Determine how many lines in the records hold the word "Please". Return the number alone.

DATA EXCERPTS Block Start

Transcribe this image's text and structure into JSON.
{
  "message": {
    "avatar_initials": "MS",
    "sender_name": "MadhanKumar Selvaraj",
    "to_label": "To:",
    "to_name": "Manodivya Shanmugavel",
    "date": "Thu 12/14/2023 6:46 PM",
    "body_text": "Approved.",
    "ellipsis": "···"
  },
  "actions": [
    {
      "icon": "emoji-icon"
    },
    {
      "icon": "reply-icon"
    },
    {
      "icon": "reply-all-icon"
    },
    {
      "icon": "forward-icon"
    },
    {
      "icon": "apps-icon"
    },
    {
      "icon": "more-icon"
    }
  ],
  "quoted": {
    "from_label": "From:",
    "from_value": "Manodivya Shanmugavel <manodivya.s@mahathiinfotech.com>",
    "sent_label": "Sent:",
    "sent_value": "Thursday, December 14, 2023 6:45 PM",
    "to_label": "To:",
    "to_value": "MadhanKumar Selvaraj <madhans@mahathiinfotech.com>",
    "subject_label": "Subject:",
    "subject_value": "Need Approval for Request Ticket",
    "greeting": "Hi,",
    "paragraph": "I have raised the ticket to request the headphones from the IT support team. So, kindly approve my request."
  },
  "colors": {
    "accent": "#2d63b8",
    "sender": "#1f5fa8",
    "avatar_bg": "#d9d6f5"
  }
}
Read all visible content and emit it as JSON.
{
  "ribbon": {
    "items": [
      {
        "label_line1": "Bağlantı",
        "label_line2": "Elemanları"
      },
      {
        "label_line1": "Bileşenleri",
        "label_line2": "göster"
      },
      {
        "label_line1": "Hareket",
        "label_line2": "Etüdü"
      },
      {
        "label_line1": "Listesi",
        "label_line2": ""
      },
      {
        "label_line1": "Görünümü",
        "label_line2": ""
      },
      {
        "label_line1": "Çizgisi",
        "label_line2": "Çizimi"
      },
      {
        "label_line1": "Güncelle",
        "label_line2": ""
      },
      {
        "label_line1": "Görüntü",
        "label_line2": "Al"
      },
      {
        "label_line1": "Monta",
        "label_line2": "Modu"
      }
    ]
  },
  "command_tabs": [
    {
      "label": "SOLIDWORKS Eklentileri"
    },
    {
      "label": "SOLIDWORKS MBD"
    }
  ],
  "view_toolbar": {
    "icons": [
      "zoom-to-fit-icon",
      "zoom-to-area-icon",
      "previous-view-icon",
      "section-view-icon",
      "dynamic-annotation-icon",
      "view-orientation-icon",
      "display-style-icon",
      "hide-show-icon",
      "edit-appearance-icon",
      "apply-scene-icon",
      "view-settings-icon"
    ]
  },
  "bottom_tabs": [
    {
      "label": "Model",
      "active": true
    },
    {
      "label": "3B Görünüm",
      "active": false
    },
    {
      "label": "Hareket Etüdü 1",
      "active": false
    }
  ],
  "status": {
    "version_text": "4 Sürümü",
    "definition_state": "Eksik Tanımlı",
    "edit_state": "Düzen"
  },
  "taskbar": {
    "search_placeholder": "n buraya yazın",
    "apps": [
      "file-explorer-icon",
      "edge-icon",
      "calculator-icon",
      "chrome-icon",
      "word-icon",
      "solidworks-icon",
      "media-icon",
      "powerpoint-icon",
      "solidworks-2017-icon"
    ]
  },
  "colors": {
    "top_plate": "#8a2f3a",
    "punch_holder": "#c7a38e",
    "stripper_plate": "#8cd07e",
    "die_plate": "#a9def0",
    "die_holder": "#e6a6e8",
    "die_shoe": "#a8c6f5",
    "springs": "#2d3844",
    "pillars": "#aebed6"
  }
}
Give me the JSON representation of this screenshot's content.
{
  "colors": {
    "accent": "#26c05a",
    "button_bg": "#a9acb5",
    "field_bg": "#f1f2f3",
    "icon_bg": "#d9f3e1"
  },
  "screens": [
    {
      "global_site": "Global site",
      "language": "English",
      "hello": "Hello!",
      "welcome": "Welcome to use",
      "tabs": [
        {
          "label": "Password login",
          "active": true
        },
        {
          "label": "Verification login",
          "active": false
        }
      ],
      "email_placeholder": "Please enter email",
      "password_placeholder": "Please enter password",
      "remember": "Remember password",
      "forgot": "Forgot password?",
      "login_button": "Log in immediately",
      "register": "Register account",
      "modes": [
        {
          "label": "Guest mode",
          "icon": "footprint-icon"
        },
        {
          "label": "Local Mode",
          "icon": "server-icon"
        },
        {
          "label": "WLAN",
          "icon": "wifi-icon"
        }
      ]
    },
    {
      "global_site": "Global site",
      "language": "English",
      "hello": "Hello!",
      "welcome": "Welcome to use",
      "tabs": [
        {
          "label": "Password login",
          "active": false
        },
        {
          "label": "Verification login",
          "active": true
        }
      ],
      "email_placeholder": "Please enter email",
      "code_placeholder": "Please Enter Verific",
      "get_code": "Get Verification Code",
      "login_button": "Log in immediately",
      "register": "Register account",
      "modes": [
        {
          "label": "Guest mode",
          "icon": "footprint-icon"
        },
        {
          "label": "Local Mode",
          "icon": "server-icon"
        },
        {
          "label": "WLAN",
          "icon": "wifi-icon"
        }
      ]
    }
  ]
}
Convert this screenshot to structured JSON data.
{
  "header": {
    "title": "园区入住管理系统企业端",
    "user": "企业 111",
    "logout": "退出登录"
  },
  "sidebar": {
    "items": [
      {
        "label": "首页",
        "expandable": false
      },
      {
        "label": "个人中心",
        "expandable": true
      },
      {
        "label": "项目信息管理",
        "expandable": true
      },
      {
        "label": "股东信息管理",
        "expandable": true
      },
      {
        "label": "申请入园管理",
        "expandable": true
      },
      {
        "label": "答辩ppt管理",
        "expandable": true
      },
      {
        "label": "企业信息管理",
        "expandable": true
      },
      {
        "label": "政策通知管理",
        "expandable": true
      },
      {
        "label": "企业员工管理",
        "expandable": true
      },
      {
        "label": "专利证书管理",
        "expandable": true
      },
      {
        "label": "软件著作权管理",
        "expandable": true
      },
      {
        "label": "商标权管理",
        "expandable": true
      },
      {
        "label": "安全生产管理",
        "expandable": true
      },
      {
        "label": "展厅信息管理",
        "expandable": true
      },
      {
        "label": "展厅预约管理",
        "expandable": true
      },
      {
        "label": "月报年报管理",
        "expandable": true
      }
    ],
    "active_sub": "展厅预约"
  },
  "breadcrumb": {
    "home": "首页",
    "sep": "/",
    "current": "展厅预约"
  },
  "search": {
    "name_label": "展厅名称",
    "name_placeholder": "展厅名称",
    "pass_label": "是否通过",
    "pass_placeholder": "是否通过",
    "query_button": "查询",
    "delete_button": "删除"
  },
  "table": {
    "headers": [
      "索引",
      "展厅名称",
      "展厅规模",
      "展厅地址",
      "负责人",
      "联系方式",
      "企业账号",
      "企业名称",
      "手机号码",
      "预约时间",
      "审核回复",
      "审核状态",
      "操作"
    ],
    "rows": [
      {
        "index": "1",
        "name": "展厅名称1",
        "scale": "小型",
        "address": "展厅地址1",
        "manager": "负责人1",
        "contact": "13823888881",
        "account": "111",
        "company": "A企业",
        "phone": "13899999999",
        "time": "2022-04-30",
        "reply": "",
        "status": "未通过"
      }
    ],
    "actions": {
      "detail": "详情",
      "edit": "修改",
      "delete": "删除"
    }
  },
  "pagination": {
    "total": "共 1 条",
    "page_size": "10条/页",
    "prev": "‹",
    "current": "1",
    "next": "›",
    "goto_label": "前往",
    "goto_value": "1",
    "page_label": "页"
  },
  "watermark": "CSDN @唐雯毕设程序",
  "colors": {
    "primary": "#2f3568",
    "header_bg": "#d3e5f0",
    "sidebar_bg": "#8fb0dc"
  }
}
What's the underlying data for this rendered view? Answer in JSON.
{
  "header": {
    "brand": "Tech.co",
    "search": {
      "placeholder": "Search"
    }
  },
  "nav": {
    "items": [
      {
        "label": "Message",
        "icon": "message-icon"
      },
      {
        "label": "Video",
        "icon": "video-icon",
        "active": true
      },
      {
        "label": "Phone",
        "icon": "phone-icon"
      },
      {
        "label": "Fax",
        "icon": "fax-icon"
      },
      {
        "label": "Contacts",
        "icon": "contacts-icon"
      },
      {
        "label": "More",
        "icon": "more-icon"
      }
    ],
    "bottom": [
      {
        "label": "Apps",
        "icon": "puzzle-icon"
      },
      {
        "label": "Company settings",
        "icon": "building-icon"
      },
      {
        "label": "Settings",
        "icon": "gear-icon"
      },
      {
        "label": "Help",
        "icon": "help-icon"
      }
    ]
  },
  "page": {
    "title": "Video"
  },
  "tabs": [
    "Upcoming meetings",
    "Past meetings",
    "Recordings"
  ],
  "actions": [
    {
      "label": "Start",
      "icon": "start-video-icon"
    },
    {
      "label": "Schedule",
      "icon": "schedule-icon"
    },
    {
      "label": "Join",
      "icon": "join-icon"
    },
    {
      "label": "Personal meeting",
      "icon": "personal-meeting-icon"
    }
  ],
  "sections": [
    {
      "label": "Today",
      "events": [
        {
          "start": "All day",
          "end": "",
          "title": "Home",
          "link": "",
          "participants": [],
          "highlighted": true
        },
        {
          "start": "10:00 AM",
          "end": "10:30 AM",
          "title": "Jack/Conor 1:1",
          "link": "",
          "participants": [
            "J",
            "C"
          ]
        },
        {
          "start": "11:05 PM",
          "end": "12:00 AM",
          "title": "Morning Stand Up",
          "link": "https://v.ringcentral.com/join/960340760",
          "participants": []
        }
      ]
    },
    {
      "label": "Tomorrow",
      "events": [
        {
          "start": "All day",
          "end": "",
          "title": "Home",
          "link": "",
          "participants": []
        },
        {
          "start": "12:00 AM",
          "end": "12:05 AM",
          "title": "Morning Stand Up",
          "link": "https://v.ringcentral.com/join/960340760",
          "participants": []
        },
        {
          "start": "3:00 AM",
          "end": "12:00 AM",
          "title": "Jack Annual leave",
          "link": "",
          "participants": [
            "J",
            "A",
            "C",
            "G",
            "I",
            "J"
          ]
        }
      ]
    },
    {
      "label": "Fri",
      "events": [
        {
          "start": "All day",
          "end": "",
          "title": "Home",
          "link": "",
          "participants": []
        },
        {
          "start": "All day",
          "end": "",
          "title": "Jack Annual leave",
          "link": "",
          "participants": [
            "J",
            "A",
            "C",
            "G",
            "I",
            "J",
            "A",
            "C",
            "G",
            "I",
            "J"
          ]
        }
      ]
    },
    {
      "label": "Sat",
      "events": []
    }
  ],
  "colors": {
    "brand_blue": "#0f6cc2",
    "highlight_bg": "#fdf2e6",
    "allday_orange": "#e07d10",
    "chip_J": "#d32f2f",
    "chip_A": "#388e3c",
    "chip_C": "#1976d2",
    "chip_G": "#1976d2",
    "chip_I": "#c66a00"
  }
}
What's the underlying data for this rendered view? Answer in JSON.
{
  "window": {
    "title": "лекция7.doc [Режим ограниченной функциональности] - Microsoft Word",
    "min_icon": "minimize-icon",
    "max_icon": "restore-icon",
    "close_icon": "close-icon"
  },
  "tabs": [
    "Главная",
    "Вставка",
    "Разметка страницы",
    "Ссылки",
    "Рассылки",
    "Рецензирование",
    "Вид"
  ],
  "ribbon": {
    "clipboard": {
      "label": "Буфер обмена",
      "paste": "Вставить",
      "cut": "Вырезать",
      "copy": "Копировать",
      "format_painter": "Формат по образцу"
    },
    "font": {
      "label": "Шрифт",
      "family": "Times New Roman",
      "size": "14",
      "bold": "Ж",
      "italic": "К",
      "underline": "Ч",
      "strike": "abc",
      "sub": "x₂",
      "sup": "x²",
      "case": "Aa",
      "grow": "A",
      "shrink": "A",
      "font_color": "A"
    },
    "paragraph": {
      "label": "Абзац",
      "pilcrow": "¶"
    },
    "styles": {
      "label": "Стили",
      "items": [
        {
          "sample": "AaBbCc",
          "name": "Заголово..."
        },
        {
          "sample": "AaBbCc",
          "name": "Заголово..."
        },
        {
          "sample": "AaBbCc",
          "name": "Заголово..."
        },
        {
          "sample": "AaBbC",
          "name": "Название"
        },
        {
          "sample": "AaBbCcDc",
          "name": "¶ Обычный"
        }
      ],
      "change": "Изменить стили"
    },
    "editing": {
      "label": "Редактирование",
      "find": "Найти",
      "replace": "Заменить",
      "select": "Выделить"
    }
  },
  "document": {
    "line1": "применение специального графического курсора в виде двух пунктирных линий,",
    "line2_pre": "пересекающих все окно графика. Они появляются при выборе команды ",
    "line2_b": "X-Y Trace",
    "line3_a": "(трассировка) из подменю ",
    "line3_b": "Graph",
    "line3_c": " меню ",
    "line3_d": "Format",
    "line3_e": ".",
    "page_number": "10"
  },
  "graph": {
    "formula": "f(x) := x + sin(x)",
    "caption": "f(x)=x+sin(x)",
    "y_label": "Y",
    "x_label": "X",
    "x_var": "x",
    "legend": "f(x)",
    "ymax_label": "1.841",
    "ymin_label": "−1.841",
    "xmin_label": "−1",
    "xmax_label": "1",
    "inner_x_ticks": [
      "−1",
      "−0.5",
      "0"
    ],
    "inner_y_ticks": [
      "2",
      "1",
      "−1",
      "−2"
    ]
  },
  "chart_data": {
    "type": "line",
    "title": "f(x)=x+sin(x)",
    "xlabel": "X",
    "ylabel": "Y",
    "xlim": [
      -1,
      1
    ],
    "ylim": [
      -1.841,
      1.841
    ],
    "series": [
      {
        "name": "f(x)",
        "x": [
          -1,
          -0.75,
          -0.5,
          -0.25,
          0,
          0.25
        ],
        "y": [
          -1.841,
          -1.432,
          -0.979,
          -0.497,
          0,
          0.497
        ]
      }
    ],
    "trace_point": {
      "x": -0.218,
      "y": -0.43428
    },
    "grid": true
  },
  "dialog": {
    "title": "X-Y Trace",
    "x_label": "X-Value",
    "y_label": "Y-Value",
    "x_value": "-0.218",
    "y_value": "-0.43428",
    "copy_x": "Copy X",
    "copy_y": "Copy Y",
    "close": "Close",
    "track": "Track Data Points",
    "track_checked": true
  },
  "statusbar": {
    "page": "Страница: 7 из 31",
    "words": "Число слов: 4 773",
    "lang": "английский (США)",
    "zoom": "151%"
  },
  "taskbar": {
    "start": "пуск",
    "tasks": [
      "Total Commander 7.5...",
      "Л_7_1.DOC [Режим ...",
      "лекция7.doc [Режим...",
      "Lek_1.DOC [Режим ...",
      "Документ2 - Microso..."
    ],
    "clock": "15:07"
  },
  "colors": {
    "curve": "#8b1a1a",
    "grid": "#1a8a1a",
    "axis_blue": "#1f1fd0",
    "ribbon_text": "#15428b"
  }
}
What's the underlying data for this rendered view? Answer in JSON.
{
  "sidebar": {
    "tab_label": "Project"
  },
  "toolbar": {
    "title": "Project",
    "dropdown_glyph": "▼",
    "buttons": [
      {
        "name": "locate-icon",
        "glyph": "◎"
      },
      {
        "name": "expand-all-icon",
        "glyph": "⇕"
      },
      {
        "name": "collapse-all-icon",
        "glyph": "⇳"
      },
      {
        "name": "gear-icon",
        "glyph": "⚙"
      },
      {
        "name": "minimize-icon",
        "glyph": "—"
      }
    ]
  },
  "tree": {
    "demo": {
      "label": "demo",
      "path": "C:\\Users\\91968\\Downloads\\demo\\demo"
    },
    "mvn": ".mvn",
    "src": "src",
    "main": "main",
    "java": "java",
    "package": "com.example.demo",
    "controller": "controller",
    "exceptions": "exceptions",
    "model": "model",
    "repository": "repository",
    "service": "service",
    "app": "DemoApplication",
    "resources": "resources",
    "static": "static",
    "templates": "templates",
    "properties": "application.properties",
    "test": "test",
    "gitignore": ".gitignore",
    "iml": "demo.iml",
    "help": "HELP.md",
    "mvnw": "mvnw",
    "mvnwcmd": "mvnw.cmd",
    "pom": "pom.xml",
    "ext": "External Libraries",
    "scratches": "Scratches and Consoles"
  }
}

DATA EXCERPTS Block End

▶ [EXPECTED OUTPUT] 4